Sometimes (talking about) Death Gets Stuck in Our Throats

Have you ever heard someone react to a comment by responding, “That sounds Greek to me!”

In other words, we don’t comprehend the word or the statement. It doesn’t make sense.

That’s what I first thought about dysphagia when I started hearing it in hospice.

Huh? What?

In the case of dysphagia, it’s literally a Greek word and problematic to pronounce (dis-fay-gee-a) for most folks. The roots of the word are relatively simple. Dys is a prefix for, “No.” Think of the more commonly used dysfunctional or—because of the Hunger Games novels and their ilk—a grim, unsettling future world known as a dystopia.

Dysfunction = no function.

Dystopia = no good place.

The suffix phagia, though obscure and probably never used in our day-to-day conversations, also describes a familiar activity: eating. Medical professionals use dysphagia to identify patients that have difficulty with swallowing. In other words . . .

Dysphagia = no eating. Read More →

Facebooktwittergoogle_plusredditpinterestlinkedinmailby feather

Dementia and Other Terrible Dragons We Can’t Slay

What caused Dad’s death?

I don’t think I will ever know for sure.

Nonetheless, it’s a question that randomly nudges me during my hospice’s Interdisciplinary Group (IDG) as we discuss our patient’s recent deaths.

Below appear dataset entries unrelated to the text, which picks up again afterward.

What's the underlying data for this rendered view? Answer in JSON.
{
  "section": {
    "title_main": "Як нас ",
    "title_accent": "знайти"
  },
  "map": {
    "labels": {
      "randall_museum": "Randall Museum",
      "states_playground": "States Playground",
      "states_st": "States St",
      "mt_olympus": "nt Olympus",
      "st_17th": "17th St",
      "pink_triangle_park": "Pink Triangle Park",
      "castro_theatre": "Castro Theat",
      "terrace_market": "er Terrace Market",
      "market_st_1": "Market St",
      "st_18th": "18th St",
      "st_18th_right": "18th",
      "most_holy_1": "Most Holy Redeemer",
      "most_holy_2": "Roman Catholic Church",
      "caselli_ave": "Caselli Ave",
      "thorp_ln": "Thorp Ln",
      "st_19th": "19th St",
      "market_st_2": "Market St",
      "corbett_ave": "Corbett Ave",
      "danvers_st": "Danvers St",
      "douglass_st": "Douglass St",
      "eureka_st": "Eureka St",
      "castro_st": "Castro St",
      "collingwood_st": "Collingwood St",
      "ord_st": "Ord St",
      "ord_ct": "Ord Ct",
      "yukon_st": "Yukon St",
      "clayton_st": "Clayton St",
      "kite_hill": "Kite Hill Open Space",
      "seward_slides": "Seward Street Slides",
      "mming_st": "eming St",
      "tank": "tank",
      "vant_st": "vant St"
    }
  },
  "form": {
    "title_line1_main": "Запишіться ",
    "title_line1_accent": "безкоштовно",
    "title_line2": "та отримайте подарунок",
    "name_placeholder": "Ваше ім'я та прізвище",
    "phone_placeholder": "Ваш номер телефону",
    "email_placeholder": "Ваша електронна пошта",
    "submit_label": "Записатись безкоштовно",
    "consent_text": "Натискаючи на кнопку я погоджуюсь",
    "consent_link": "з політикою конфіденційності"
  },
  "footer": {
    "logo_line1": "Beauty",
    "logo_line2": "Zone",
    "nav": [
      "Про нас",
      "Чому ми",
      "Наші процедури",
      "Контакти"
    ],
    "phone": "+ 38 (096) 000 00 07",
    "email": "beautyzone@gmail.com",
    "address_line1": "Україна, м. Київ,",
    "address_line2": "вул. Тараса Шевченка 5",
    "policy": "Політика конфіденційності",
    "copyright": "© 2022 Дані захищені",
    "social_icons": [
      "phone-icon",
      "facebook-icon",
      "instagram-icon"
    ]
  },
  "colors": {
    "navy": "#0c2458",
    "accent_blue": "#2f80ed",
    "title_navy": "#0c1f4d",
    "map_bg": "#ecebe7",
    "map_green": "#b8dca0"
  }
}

I know when my father died: the sixth day of February, in 2012. I know where he died: at the care facility where he spent his final two years. Or the where of his death could be identified as a particular town within Sacramento’s metropolitan area. I once knew his street address and room number. I still know the zip code of where he died, since it was the same one he’d had when living at his suburban home of forty-plus years.

How did he die? His death certificate had a heart-related cause of death. How could Dad’s death not involve his heart? At ninety-plus, the hard-working muscle in the middle of his chest must have been exhausted after all those decades. But on dreary days in long meetings, I wonder if dementia murdered him. Yep, I wrote murder. How foolish and melodramatic! But with dementia’s reputation for cruelty and relentlessness, didn’t it destroy Dad’s life as if wielding a thousand, or hundred thousand, paper cuts? At first dementia’s intent and weapons were overlooked, but each cruel, insubstantial slice lead to his demise.

Dad had an ample supply of stubborn in his DNA. He avoided doctors like black cats or sidewalk cracks. Only one neurologist examined him. That brief, awkward visit occurred well after dementia (along with a cranky knee, hearing loss, prostate problems, and a legion of other lesser ills) had its hooks into him. With little enthusiasm, the physician prescribed additional medication and appeared relieved when we departed. Read More →

Facebooktwittergoogle_plusredditpinterestlinkedinmailby feather

Grief On A Busy Street In Australia

How easily technology aids communication…

This is a tale of tears.

I’ve written about crying before. I likely will again. Tears are grief’s soundtrack; weeping is a river that flows through wounded souls.

With my current work in hospice, I lead grief support groups three or four times a year. Maybe there are a dozen participants in each group and so I may annually meet forty new people through the sessions. Before they enter the room, I don’t know most of them.

I also help staff several activities that our hospice sponsors during the year. When added up, hundreds from the community attend these programs for an hour or an afternoon. I won’t know most of them.

One of my key tasks is contacting grieving families after the death. Weekly, I spend hours pressing numbers on a phone’s keypad. I make 10-15 daily calls. There is 50+ a week, 200 or so a month, and perhaps 2,500 a year. With many, I leave messages. Most who answer, when there’s a chance to converse, I don’t know.

I recently (or a year ago) made one of those thousands of phone calls to an “unknown” griever. However, I did know his recently deceased parent. His father was a chaplain at our hospice for several years and we had both attended lengthy patient care meetings together. I’d also talked with patients the father had served as a chaplain. And, given what my job entails, I’d scanned entries in medical charts by this chaplain about his patients.

[Disclaimer.]

He was a good guy and a compassionate chaplain. Soft spoken and sweet, he’d always take the extra minute or hour to listen to someone who was hurting. In meetings, he added supportive reactions or funny comments that would enliven a dull hour.

This chaplain left our hospice for a church or hospital or overseas mission opportunity. (Hey, I want to keep these fake details about his life as ambiguous as possible!)

And then he died. Prostate cancer: one day seemingly healthy, the next day not. Served by the hospice where he’d once worked, he never saw sixty candles on his birthday cake.

Now I called his son. Read More →

Facebooktwittergoogle_plusredditpinterestlinkedinmailby feather